▸ Work task
Go through the data below and return each line containing the word "dieses".

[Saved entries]
........

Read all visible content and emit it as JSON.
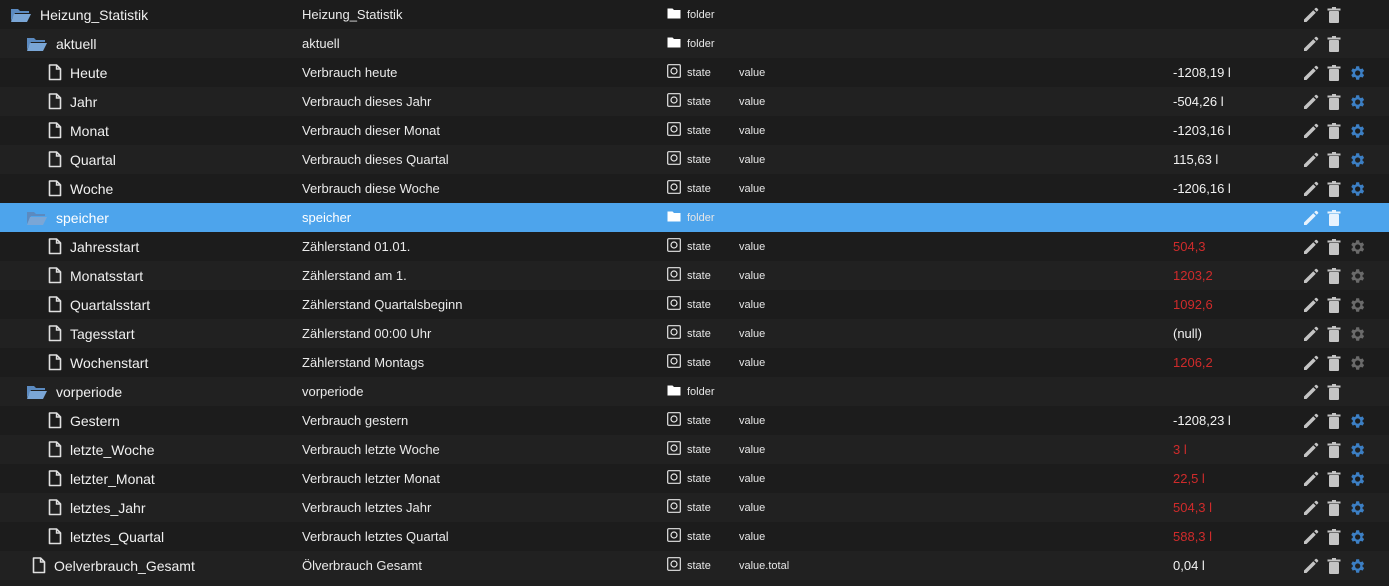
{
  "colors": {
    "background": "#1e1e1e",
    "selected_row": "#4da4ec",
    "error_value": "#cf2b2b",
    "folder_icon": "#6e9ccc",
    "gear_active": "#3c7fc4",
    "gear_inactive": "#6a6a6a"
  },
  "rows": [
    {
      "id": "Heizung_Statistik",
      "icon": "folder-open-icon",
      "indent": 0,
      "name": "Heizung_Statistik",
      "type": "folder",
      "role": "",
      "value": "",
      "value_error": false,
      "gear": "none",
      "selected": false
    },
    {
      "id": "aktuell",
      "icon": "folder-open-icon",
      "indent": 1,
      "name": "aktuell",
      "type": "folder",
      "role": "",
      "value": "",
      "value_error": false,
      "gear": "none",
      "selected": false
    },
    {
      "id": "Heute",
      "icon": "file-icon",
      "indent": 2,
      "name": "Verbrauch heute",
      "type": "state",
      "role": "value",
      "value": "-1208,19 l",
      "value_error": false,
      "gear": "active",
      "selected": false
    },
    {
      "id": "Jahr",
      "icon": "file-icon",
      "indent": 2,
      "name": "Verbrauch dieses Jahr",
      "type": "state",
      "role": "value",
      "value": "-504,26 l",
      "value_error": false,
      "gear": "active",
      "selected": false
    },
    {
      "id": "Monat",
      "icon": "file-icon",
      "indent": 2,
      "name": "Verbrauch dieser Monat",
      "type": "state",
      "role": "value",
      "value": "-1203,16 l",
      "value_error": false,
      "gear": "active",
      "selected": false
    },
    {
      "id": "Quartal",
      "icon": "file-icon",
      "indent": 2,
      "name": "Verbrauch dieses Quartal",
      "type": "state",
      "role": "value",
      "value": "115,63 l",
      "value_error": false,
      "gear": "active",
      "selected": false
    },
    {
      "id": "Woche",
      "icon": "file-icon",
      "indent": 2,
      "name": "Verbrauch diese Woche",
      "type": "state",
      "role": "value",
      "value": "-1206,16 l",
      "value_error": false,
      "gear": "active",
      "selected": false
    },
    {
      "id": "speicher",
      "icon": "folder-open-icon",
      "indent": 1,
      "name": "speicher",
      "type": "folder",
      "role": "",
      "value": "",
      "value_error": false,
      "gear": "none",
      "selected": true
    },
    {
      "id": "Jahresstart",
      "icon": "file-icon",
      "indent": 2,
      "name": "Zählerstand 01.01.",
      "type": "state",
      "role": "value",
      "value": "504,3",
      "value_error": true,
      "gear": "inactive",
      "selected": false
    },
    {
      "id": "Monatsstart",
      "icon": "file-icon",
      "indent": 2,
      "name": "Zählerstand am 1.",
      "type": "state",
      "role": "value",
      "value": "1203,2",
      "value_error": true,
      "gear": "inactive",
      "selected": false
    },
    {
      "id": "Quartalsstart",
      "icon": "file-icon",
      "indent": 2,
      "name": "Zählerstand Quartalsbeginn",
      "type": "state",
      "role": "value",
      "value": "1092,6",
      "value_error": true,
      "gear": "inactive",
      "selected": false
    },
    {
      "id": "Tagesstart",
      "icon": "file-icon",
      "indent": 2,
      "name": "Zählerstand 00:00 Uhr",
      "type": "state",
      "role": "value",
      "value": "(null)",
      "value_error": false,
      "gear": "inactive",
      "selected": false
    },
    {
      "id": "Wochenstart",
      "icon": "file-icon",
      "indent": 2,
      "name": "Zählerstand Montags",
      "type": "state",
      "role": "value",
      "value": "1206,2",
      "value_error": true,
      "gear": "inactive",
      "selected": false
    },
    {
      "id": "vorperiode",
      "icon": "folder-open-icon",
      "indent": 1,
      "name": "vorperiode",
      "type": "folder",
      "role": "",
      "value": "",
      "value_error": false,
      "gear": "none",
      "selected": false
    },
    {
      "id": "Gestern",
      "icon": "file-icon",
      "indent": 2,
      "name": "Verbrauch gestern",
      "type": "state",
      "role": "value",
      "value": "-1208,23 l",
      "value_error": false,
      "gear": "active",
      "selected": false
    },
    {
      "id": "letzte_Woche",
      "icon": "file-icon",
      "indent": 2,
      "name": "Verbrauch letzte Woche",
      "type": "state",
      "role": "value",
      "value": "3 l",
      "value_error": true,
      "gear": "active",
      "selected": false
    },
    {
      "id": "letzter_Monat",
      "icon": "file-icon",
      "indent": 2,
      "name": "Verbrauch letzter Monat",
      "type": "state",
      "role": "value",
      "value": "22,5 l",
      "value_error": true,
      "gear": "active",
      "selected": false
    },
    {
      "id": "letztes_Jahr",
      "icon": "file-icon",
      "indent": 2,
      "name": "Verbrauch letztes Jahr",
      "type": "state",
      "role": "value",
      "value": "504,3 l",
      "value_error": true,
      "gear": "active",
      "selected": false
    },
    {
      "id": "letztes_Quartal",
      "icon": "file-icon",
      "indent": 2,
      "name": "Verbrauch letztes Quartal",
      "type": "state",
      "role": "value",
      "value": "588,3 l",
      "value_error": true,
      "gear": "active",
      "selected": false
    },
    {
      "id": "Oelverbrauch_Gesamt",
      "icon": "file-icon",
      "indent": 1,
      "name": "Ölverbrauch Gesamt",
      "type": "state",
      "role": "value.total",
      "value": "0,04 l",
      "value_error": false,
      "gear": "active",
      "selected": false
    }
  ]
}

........

▸ Your response
      "name": "Verbrauch dieses Jahr",
      "name": "Verbrauch dieses Quartal",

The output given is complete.